One such issue beginning to surface is Carbon credits. As airlines trade credits, how will GA be able to trade credits? How many trees can we plant? The metrics by which we will eventually compare our activities are important. Will we agree to pounds of Carbon Dioxide per passenger seat mile? Would that be fair for a flight which ends up at its starting point? Are we going to use cars as the equivalent? Clearly we can’t use the same metrics as do airlines. This issue is rising in prominence, and is currently being discussed at ICAO. Will the Aircraft Emissions Standard in Annex 16 Vol. II mean the end of leaded avgas, if the standard is enforced? Will airliners creating higher pollution therefore receive preferential treatment concerning access to airspace and airports?

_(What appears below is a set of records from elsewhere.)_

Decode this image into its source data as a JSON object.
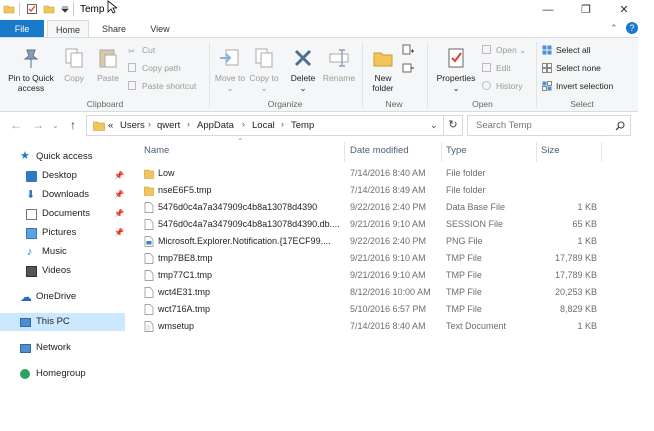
{
  "window": {
    "title": "Temp",
    "min": "—",
    "max": "❐",
    "close": "✕"
  },
  "ribbon_tabs": [
    "File",
    "Home",
    "Share",
    "View"
  ],
  "ribbon": {
    "clipboard": {
      "pin": "Pin to Quick access",
      "copy": "Copy",
      "paste": "Paste",
      "cut": "Cut",
      "copy_path": "Copy path",
      "paste_shortcut": "Paste shortcut",
      "label": "Clipboard"
    },
    "organize": {
      "move_to": "Move to",
      "copy_to": "Copy to",
      "delete": "Delete",
      "rename": "Rename",
      "label": "Organize"
    },
    "new": {
      "new_folder": "New folder",
      "label": "New"
    },
    "open": {
      "properties": "Properties",
      "open": "Open",
      "edit": "Edit",
      "history": "History",
      "label": "Open"
    },
    "select": {
      "select_all": "Select all",
      "select_none": "Select none",
      "invert": "Invert selection",
      "label": "Select"
    }
  },
  "address": {
    "prefix": "«",
    "crumbs": [
      "Users",
      "qwert",
      "AppData",
      "Local",
      "Temp"
    ],
    "search_placeholder": "Search Temp"
  },
  "nav": [
    {
      "label": "Quick access",
      "icon": "star-icon",
      "pinned": false
    },
    {
      "label": "Desktop",
      "icon": "desktop-icon",
      "pinned": true
    },
    {
      "label": "Downloads",
      "icon": "download-icon",
      "pinned": true
    },
    {
      "label": "Documents",
      "icon": "documents-icon",
      "pinned": true
    },
    {
      "label": "Pictures",
      "icon": "pictures-icon",
      "pinned": true
    },
    {
      "label": "Music",
      "icon": "music-icon",
      "pinned": false
    },
    {
      "label": "Videos",
      "icon": "videos-icon",
      "pinned": false
    },
    {
      "label": "OneDrive",
      "icon": "cloud-icon",
      "pinned": false
    },
    {
      "label": "This PC",
      "icon": "computer-icon",
      "pinned": false
    },
    {
      "label": "Network",
      "icon": "network-icon",
      "pinned": false
    },
    {
      "label": "Homegroup",
      "icon": "homegroup-icon",
      "pinned": false
    }
  ],
  "pin_glyph": "📌",
  "columns": {
    "name": "Name",
    "date": "Date modified",
    "type": "Type",
    "size": "Size"
  },
  "files": [
    {
      "name": "Low",
      "date": "7/14/2016 8:40 AM",
      "type": "File folder",
      "size": "",
      "icon": "folder-icon"
    },
    {
      "name": "nseE6F5.tmp",
      "date": "7/14/2016 8:49 AM",
      "type": "File folder",
      "size": "",
      "icon": "folder-icon"
    },
    {
      "name": "5476d0c4a7a347909c4b8a13078d4390",
      "date": "9/22/2016 2:40 PM",
      "type": "Data Base File",
      "size": "1 KB",
      "icon": "file-icon"
    },
    {
      "name": "5476d0c4a7a347909c4b8a13078d4390.db....",
      "date": "9/21/2016 9:10 AM",
      "type": "SESSION File",
      "size": "65 KB",
      "icon": "file-icon"
    },
    {
      "name": "Microsoft.Explorer.Notification.{17ECF99....",
      "date": "9/22/2016 2:40 PM",
      "type": "PNG File",
      "size": "1 KB",
      "icon": "image-file-icon"
    },
    {
      "name": "tmp7BE8.tmp",
      "date": "9/21/2016 9:10 AM",
      "type": "TMP File",
      "size": "17,789 KB",
      "icon": "file-icon"
    },
    {
      "name": "tmp77C1.tmp",
      "date": "9/21/2016 9:10 AM",
      "type": "TMP File",
      "size": "17,789 KB",
      "icon": "file-icon"
    },
    {
      "name": "wct4E31.tmp",
      "date": "8/12/2016 10:00 AM",
      "type": "TMP File",
      "size": "20,253 KB",
      "icon": "file-icon"
    },
    {
      "name": "wct716A.tmp",
      "date": "5/10/2016 6:57 PM",
      "type": "TMP File",
      "size": "8,829 KB",
      "icon": "file-icon"
    },
    {
      "name": "wmsetup",
      "date": "7/14/2016 8:40 AM",
      "type": "Text Document",
      "size": "1 KB",
      "icon": "text-file-icon"
    }
  ]
}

Noise management and certification is already with us. Europeans are already flying with larger mufflers attached to Cessna 150s. Will regulators (most of whom are not aircraft owners) succumb to the European solution?
Although ICAO has ‘Guidelines’ on land-use planning and management, regulators and municipalities are not held to these guidelines, creating ever more conflict with pre-existing airports.

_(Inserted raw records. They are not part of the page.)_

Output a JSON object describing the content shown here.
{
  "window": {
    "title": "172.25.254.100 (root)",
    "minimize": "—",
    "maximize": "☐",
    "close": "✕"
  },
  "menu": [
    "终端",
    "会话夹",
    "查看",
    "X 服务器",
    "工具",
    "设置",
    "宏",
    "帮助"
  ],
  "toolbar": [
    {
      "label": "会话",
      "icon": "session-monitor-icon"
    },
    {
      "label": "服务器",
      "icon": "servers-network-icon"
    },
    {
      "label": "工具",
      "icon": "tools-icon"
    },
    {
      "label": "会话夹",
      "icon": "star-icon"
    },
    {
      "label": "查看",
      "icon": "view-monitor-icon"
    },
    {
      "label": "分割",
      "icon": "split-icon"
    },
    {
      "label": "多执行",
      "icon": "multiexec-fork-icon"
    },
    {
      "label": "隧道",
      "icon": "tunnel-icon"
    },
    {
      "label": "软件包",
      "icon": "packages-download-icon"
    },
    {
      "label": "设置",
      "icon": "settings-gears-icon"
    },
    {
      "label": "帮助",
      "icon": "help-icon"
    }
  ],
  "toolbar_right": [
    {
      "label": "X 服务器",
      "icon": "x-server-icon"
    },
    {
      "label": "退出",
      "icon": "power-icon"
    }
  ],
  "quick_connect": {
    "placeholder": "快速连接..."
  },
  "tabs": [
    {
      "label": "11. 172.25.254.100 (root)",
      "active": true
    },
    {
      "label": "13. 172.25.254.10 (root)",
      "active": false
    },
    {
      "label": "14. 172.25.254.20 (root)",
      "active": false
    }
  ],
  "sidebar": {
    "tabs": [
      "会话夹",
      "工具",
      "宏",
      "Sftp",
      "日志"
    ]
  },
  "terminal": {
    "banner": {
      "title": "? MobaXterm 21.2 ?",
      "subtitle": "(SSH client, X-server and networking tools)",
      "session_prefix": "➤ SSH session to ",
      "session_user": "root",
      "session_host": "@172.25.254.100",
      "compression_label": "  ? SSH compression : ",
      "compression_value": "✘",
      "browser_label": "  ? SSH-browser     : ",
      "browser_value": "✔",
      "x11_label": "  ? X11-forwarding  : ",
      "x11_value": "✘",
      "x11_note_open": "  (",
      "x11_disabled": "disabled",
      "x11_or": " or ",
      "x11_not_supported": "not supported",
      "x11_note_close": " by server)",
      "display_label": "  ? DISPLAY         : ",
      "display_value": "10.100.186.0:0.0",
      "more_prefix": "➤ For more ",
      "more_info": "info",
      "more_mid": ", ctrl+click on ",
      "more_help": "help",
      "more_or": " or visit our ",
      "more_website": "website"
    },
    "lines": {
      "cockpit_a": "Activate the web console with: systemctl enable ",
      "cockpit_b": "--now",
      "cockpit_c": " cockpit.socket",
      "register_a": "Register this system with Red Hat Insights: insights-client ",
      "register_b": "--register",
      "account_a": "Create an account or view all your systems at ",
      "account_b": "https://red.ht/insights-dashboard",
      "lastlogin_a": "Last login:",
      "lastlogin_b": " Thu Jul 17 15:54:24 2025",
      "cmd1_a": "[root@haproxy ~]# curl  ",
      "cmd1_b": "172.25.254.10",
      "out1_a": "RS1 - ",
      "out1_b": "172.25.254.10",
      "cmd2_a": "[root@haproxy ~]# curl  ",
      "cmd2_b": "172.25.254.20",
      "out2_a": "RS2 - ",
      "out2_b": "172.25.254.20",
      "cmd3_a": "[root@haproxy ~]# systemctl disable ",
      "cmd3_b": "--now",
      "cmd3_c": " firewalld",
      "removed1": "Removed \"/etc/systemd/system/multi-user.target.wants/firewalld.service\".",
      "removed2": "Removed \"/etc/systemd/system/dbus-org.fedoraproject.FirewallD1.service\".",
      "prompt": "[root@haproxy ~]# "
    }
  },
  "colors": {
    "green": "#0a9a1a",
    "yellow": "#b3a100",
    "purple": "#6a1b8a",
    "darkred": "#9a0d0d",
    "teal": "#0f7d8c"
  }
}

Another issue is an air traffic management system which will be performance based. GA has to ensure that an appropriate metric is applied, one which measures different factors than those in which the airlines are interested. IAOPA will remain watchful.
IAOPA achieves its goals in a variety of ways. This year as IAOPA’s rep I attended all Air Navigation Commission meetings (a technical commission) held twice a week, attended Unmanned Aerial Systems symposia, participated in the Air Navigation Service Providers Performance Conference earlier this year, participated in the Language Proficiency Symposium, lobbied for changes in the ELT requirements, and participated in the Medical Provisions Study Group. I do my work by meeting with Council members, Commissioners and the Secretariat. We hold discussions, I demonstrate equipment, and I distribute both COPA newspapers and AOPA magazines. IAOPA has advanced the idea of using Personal Locator Beacons instead of the mandated fixed ELT. As well IAOPA has lobbied strongly that the severity of the Language Proficiency requirements be reduced for pilots flying VFR.

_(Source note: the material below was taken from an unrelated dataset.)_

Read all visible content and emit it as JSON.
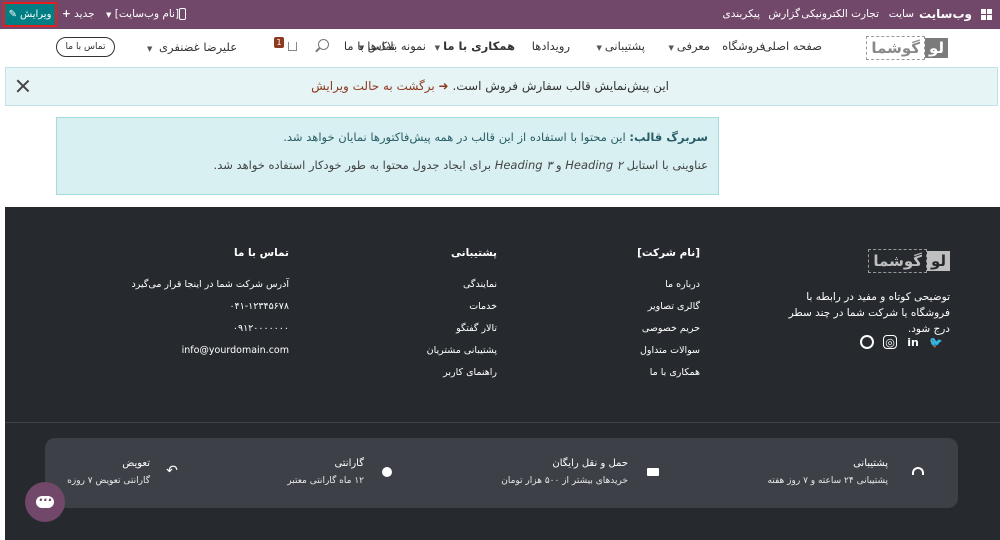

A number of the issues outlined here will be addressed and resolved this fall when ICAO holds its tri-annual Assembly. IAOPA will be happy to have had the opportunity to provide input, whatever the outcome.
IAOPA Representative to ICAO.
COPA Quebec Director and Eastern Vice-Chair